A third of new scientific findings are published in languages other than English, contributing to biases in our understanding and hinderances to the advance of science and research, a new study has found.
English is now considered the common language of global science. All major scientific journals seemingly publish in English, despite the fact that their pages contain research from across the globe.
Language hinders new findings getting through to practitioners in the field and causes the international community missing important science, said researchers from the University of Cambridge in the UK.
They argue that whenever science is only published in one language, barriers to the transfer of knowledge are created.

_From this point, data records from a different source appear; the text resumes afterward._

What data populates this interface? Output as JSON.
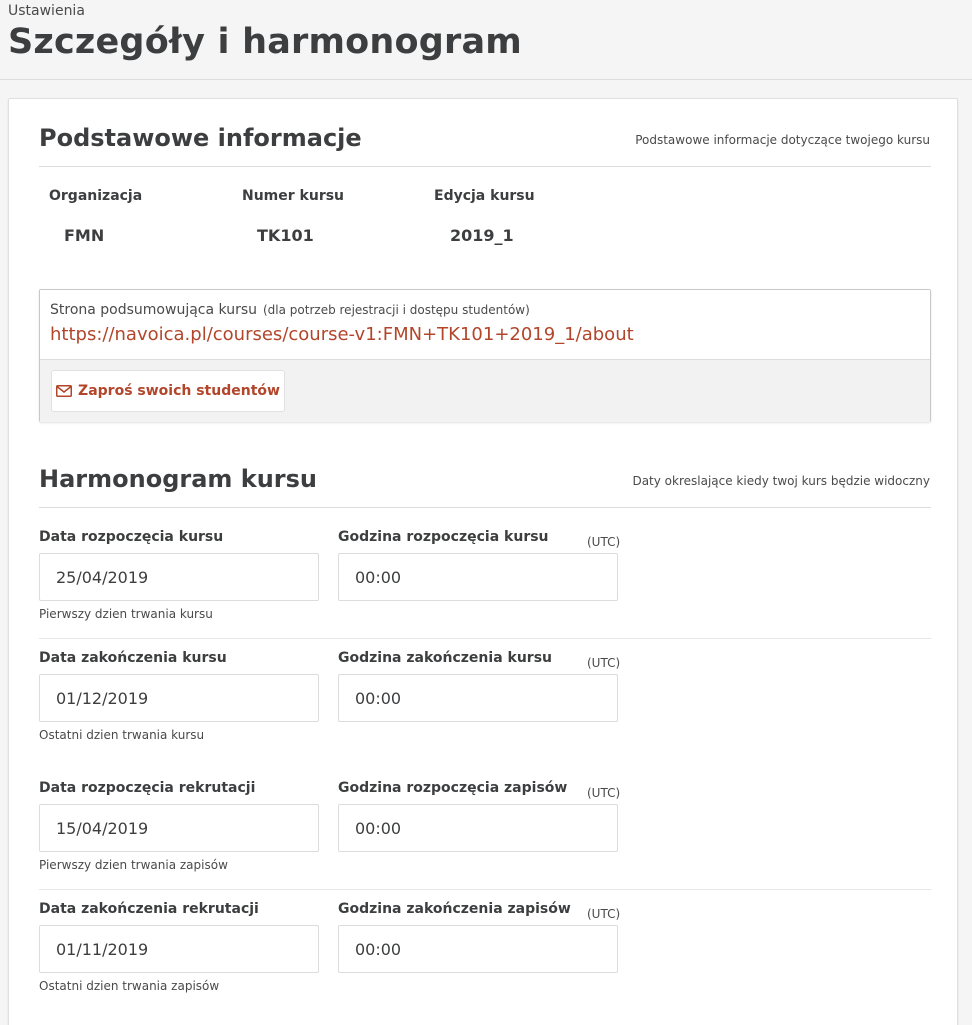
{
  "header": {
    "subtitle": "Ustawienia",
    "title": "Szczegóły i harmonogram"
  },
  "basic_info": {
    "title": "Podstawowe informacje",
    "description": "Podstawowe informacje dotyczące twojego kursu",
    "organization_label": "Organizacja",
    "organization_value": "FMN",
    "course_number_label": "Numer kursu",
    "course_number_value": "TK101",
    "course_run_label": "Edycja kursu",
    "course_run_value": "2019_1",
    "summary_label": "Strona podsumowująca kursu",
    "summary_note": "(dla potrzeb rejestracji i dostępu studentów)",
    "summary_url": "https://navoica.pl/courses/course-v1:FMN+TK101+2019_1/about",
    "invite_button": "Zaproś swoich studentów",
    "invite_icon": "envelope-icon",
    "link_color": "#b2452a"
  },
  "schedule": {
    "title": "Harmonogram kursu",
    "description": "Daty okreslające kiedy twoj kurs będzie widoczny",
    "utc": "(UTC)",
    "rows": [
      {
        "date_label": "Data rozpoczęcia kursu",
        "date_value": "25/04/2019",
        "time_label": "Godzina rozpoczęcia kursu",
        "time_value": "00:00",
        "help": "Pierwszy dzien trwania kursu"
      },
      {
        "date_label": "Data zakończenia kursu",
        "date_value": "01/12/2019",
        "time_label": "Godzina zakończenia kursu",
        "time_value": "00:00",
        "help": "Ostatni dzien trwania kursu"
      },
      {
        "date_label": "Data rozpoczęcia rekrutacji",
        "date_value": "15/04/2019",
        "time_label": "Godzina rozpoczęcia zapisów",
        "time_value": "00:00",
        "help": "Pierwszy dzien trwania zapisów"
      },
      {
        "date_label": "Data zakończenia rekrutacji",
        "date_value": "01/11/2019",
        "time_label": "Godzina zakończenia zapisów",
        "time_value": "00:00",
        "help": "Ostatni dzien trwania zapisów"
      }
    ]
  }
}
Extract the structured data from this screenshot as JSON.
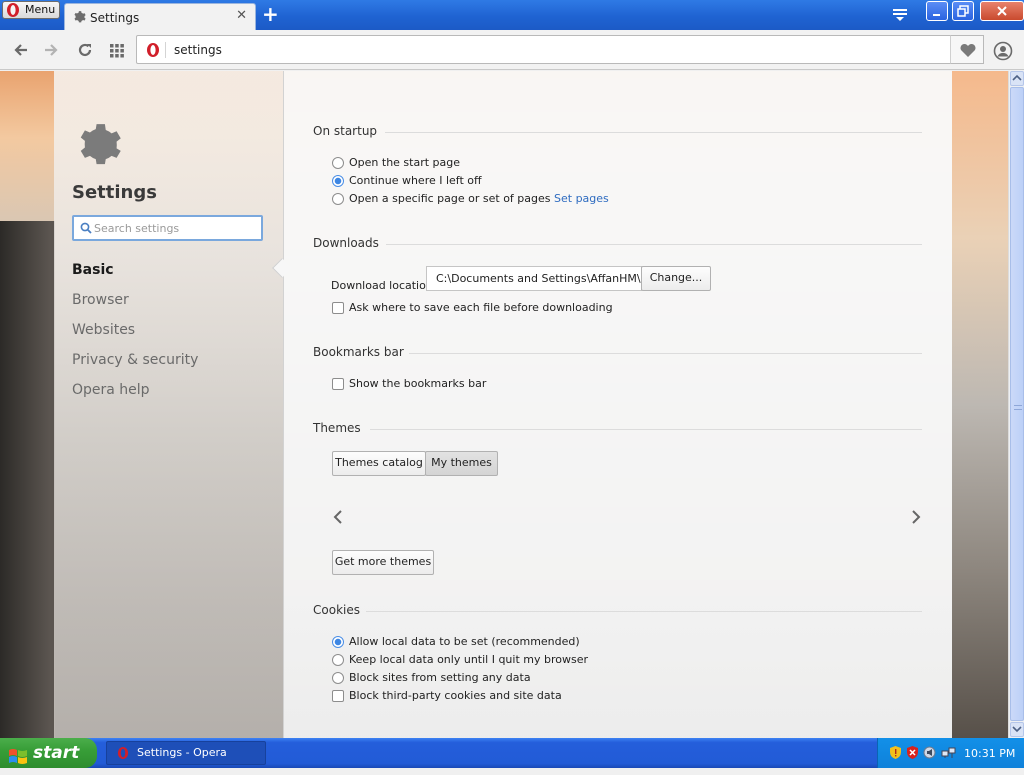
{
  "browser": {
    "menu_label": "Menu",
    "tab_title": "Settings",
    "address": "settings"
  },
  "sidebar": {
    "title": "Settings",
    "search_placeholder": "Search settings",
    "items": [
      {
        "label": "Basic",
        "active": true
      },
      {
        "label": "Browser"
      },
      {
        "label": "Websites"
      },
      {
        "label": "Privacy & security"
      },
      {
        "label": "Opera help"
      }
    ]
  },
  "sections": {
    "startup": {
      "heading": "On startup",
      "options": [
        {
          "label": "Open the start page",
          "selected": false
        },
        {
          "label": "Continue where I left off",
          "selected": true
        },
        {
          "label": "Open a specific page or set of pages",
          "selected": false,
          "link": "Set pages"
        }
      ]
    },
    "downloads": {
      "heading": "Downloads",
      "location_label": "Download location:",
      "location_value": "C:\\Documents and Settings\\AffanHM\\My",
      "change_button": "Change...",
      "ask_label": "Ask where to save each file before downloading",
      "ask_checked": false
    },
    "bookmarks": {
      "heading": "Bookmarks bar",
      "show_label": "Show the bookmarks bar",
      "show_checked": false
    },
    "themes": {
      "heading": "Themes",
      "tabs": [
        "Themes catalog",
        "My themes"
      ],
      "active_tab": "My themes",
      "more_button": "Get more themes"
    },
    "cookies": {
      "heading": "Cookies",
      "options": [
        {
          "label": "Allow local data to be set (recommended)",
          "selected": true
        },
        {
          "label": "Keep local data only until I quit my browser",
          "selected": false
        },
        {
          "label": "Block sites from setting any data",
          "selected": false
        }
      ],
      "third_party_label": "Block third-party cookies and site data",
      "third_party_checked": false
    }
  },
  "taskbar": {
    "start_label": "start",
    "task_label": "Settings - Opera",
    "clock": "10:31 PM"
  },
  "colors": {
    "opera_red": "#d11f2a",
    "link": "#2f6cc0",
    "radio_selected": "#3d86e3",
    "titlebar": "#1f63d2",
    "start_green": "#389e38"
  }
}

The researchers call on scientific journals to publish basic summaries of a study's key findings in multiple languages and universities to encourage translations as part of their 'outreach' evaluation criteria.
The researchers point out an imbalance in knowledge transfer in countries where English is not the mother tongue - much scientific knowledge that has originated there is available only in English and not in their local languages.

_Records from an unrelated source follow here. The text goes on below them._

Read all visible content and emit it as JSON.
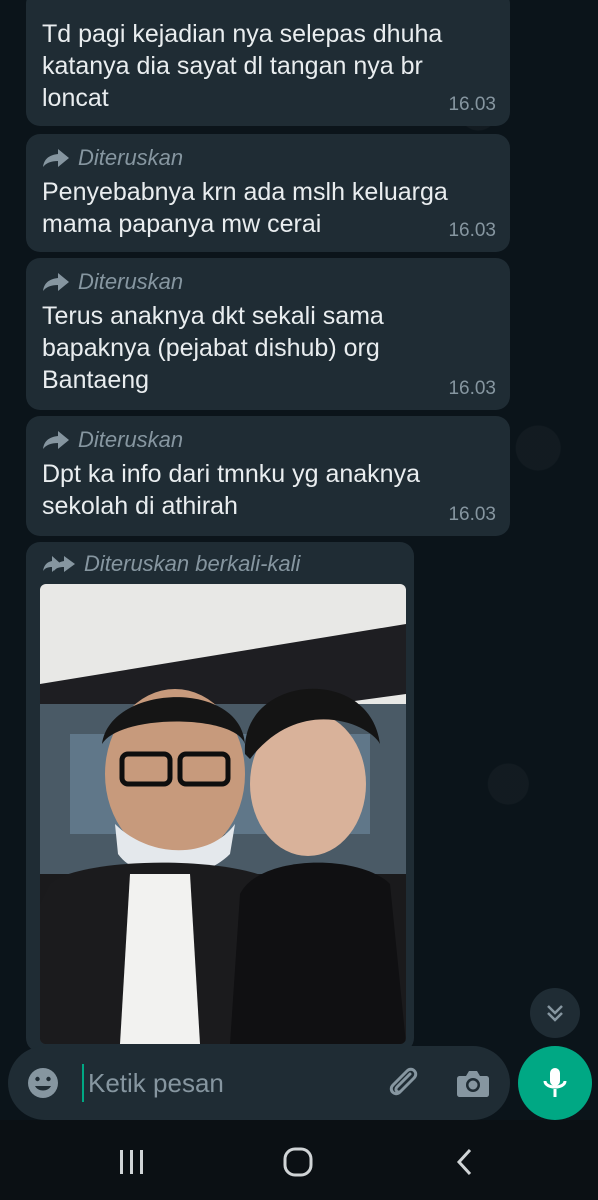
{
  "messages": [
    {
      "forwarded_label": "",
      "text": "Td pagi kejadian nya selepas dhuha katanya dia sayat dl tangan nya br loncat",
      "time": "16.03"
    },
    {
      "forwarded_label": "Diteruskan",
      "text": "Penyebabnya krn ada mslh keluarga mama papanya mw cerai",
      "time": "16.03"
    },
    {
      "forwarded_label": "Diteruskan",
      "text": "Terus anaknya dkt sekali sama bapaknya (pejabat dishub) org Bantaeng",
      "time": "16.03"
    },
    {
      "forwarded_label": "Diteruskan",
      "text": "Dpt ka info dari tmnku yg anaknya sekolah di athirah",
      "time": "16.03"
    }
  ],
  "photo_message": {
    "forwarded_label": "Diteruskan berkali-kali"
  },
  "composer": {
    "placeholder": "Ketik pesan"
  },
  "colors": {
    "accent": "#00a884",
    "bubble": "#1f2c34",
    "background": "#0b141a",
    "meta_text": "#8696a0"
  },
  "icons": {
    "forward": "forward-arrow-icon",
    "forward_many": "double-forward-arrow-icon",
    "emoji": "emoji-icon",
    "attach": "paperclip-icon",
    "camera": "camera-icon",
    "mic": "microphone-icon",
    "scroll": "chevron-double-down-icon",
    "nav_recent": "recent-apps-icon",
    "nav_home": "home-icon",
    "nav_back": "back-icon"
  }
}
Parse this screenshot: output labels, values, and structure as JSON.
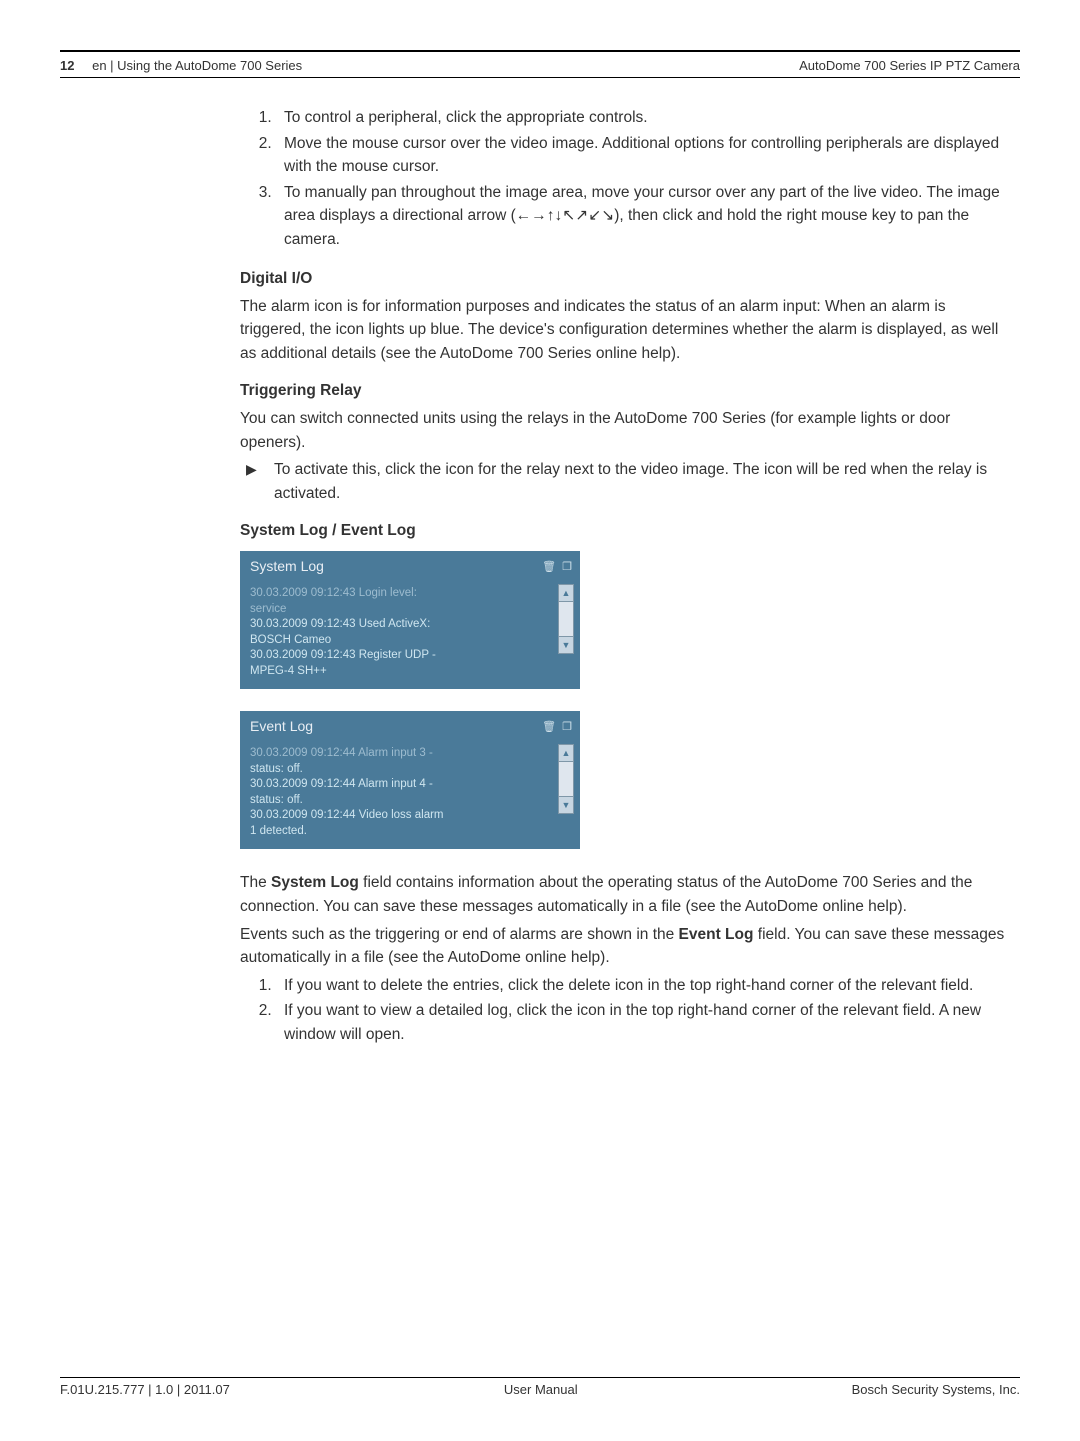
{
  "header": {
    "page_number": "12",
    "left_text": "en | Using the AutoDome 700 Series",
    "right_text": "AutoDome 700 Series IP PTZ Camera"
  },
  "intro_list": [
    "To control a peripheral, click the appropriate controls.",
    "Move the mouse cursor over the video image. Additional options for controlling peripherals are displayed with the mouse cursor.",
    "To manually pan throughout the image area, move your cursor over any part of the live video. The image area displays a directional arrow (←→↑↓↖↗↙↘), then click and hold the right mouse key to pan the camera."
  ],
  "digital_io": {
    "heading": "Digital I/O",
    "text": "The alarm icon is for information purposes and indicates the status of an alarm input: When an alarm is triggered, the icon lights up blue. The device's configuration determines whether the alarm is displayed, as well as additional details (see the AutoDome 700 Series online help)."
  },
  "triggering_relay": {
    "heading": "Triggering Relay",
    "intro": "You can switch connected units using the relays in the AutoDome 700 Series (for example lights or door openers).",
    "bullet": "To activate this, click the icon for the relay next to the video image. The icon will be red when the relay is activated."
  },
  "logs": {
    "heading": "System Log / Event Log",
    "system": {
      "title": "System Log",
      "lines": [
        "30.03.2009 09:12:43 Login level:",
        "service",
        "30.03.2009 09:12:43 Used ActiveX:",
        "BOSCH Cameo",
        "30.03.2009 09:12:43 Register UDP -",
        "MPEG-4 SH++"
      ]
    },
    "event": {
      "title": "Event Log",
      "lines": [
        "30.03.2009 09:12:44 Alarm input 3 -",
        "status: off.",
        "30.03.2009 09:12:44 Alarm input 4 -",
        "status: off.",
        "30.03.2009 09:12:44 Video loss alarm",
        "1 detected."
      ]
    }
  },
  "post": {
    "p1a": "The ",
    "p1b": "System Log",
    "p1c": " field contains information about the operating status of the AutoDome 700 Series and the connection. You can save these messages automatically in a file (see the AutoDome online help).",
    "p2a": "Events such as the triggering or end of alarms are shown in the ",
    "p2b": "Event Log",
    "p2c": " field. You can save these messages automatically in a file (see the AutoDome online help).",
    "list": [
      "If you want to delete the entries, click the delete icon in the top right-hand corner of the relevant field.",
      "If you want to view a detailed log, click the icon in the top right-hand corner of the relevant field. A new window will open."
    ]
  },
  "footer": {
    "left": "F.01U.215.777 | 1.0 | 2011.07",
    "center": "User Manual",
    "right": "Bosch Security Systems, Inc."
  }
}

Researchers surveyed the web platform Google Scholar in a total of 16 languages for studies on biodiversity conservation published during a single year, 2014.
Of the over 75,000 documents, including journal articles, books and theses, some 35.6 per cent were not in English.

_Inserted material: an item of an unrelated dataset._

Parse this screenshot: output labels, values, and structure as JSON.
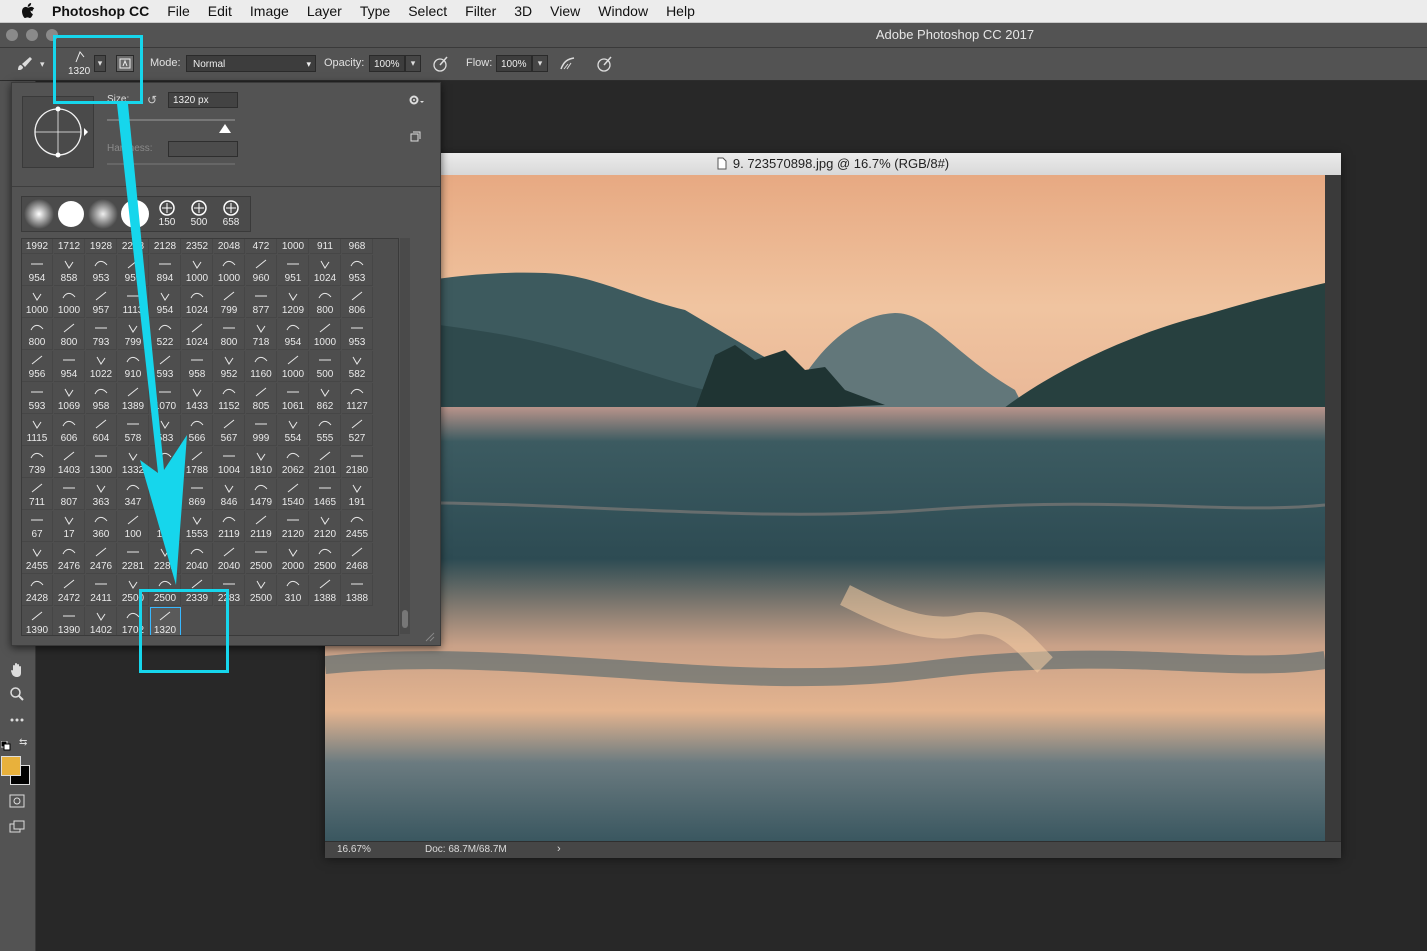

Of these, the majority was in Spanish (12.6 per cent) or Portuguese (10.3 per cent). Simplified Chinese made up six per cent and three per cent were in French.
Random sampling showed that only around half of non-English documents included titles or abstracts in English.
This means that around 13,000 documents on conservation science published in 2014 are unsearchable using English keywords.
This can result in sweeps of current scientific knowledge - known as 'systematic reviews' - being biased towards evidence published in English, researchers said.
This, in turn, may lead to over-representation of results considered positive or 'statistically significant', and these are more likely to appear in English language journals deemed 'high-impact'.
In addition, information on areas specific to countries where English is not the mother tongue can be overlooked when searching only in English.
For environmental science, this means important knowledge relating to local species, habitats and ecosystems - but also applies to diseases and medical sciences.
"Native English speakers tend to assume that all the important information is available in English," Amano said.
"On the other hand, non-native English speakers tend to think carrying out research in English is the first priority, often ending up ignoring non-English science and its communication," he said.
The research was published in the journal PLOS Biology.
(This story has not been edited by Business Standard staff and is auto-generated from a syndicated feed.)